(Continued from Page 1: Self Catering: Explore and Experience Italy!)
Here are more recommended places to stay around Italy. I've stayed and in all of these places and would in any one of them again.
Torre Barolo, as its name implies, is a 17th century tower, modernized inside to have all the creature comforts. It looks down upon Barolo castle. You can do so while eating dinner n the summer because there's a terrace on top. There are great restaurants withing walking distance, (in Barolo, food is art) and you can go to nearby Barbaresco and drink the regions famous wine in a former church. See Wine Tasting in a Church: Barbaresco. Lots of stairs, as you might expect, so if you can't deal with them then this isn't the place for you.
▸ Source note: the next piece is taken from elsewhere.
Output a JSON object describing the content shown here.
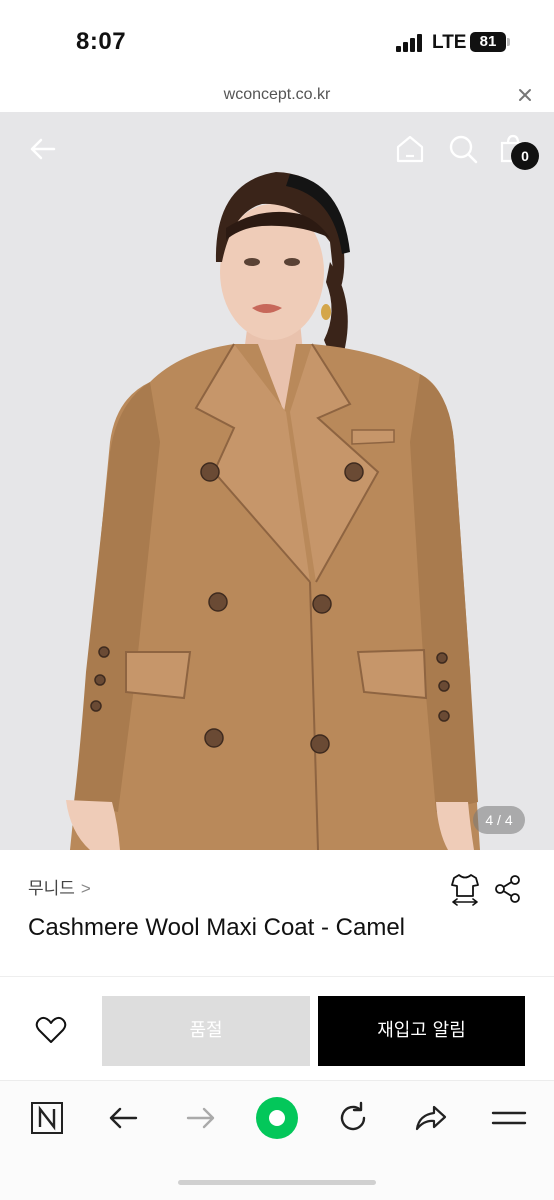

If you don't want to stay in the countryside but want to be smack in the center of a fantastic town for tourists, and adjacent to the main Piazza, this is the place for you. The bonus is your host, Rebecca Winke, who lives in this 16th century palazzo and can help you have the best vacation in Assisi you can ever imagine. Read our review: Assisi, Stay Where the Action Is! That's the interior of Il Camino apartment below.
Calboccia was our very first vacation rental. Calboccia was once a large family farmhouse (almost 4000 square feet of area) that's been split into an upper and lower apartment. We stayed up top.
The location is perfect--right on the border between Tuscany and Umbria. You can take cooking classes at the local restaurant (La Chiusa--excellent food!).
Il Fontanaro, where you'll settle into the slow life rather quickly, has a variety of lodging options, from apartments to whole farm buildings, all with kitchens. The farm produces top quality olive oils and wine, and Alina operates a very well-stocked wine celler. The vacation rental complex is a short walk into the interesting town of Paciano and a little further to Panicale. Lake Trasimeno is within easy reach if you have a car, and wine lovers will want to visit the Madrevite Winery.
If you're looking for peace and solitude like the neighboring monks (well, perhaps not so much solitude as a hermetic monk...) you might try looking inside Monte Cucco Regional Park for this city resurected from the 1996 earthquake and the fabulous and inexpensive vacation rental called La Piazzetta di Pascelupo inside the park.
Agriturismo Montestigliano was once a very large family farm estate recently transformed artistically into vacation apartments and villas. If you get tired of hiking the trails, or heading over to the local bodega to get interesting local food to eat, you can hop in a car and be in Siena In 15 minutes or so. A great staff eager to help you get the most out of Tuscany is at your service.
Castello di Ripa d'Orcia is a thirteenth century castle that offers a Bed and Breakfast in addition to self catering apartments. It's in the Val d'Orcia near the favorite tourist towns of Pienza and San Quirico d'Orcia in Siena province. There's an on-premises winery and restaurant as well, so you don't have to cook unless you want to. There are some great walks in the area.
Your friends will be impressed if you tell them you've stayed in a castle apartment, believe me.
The Dutchess Sea House is found inside the Ducal Palace of Giovinazzo. In the off season this is the fishing village of your dreams. Hang out at the port with the cats anxiously awaiting the fishermen before you head to the bar for your morning coffee.
Nature lovers and walkers should get all wound up over the trails that zig zag throught the Posta's property. We wrote about an eventing walk in Paradise Found! discovering Nature in Puglia.
Within a half hour drive from Posta Santa Croce you can reach the famous Castel del Monte. Beachgoers can visit several seaside towns in that time: Barletta, Trani, Bisceglie, Molfetta, and Giovinazzo. 10 minutes away is Ruvo di Puglia, where you can discover the ancient richeness of the area via a very interesting archaeological museum, then experience a cathedral with crypt, shops and places to eat including the excellent UPEPIDDE RistorArte, where you can try local specialties.
Pietro and his family will make you feel like a Puglia native. If you go in late September or early October he'll introduce you to Olive Dolci, sweet olives you can pick off the tree and saute in a couple of minutes.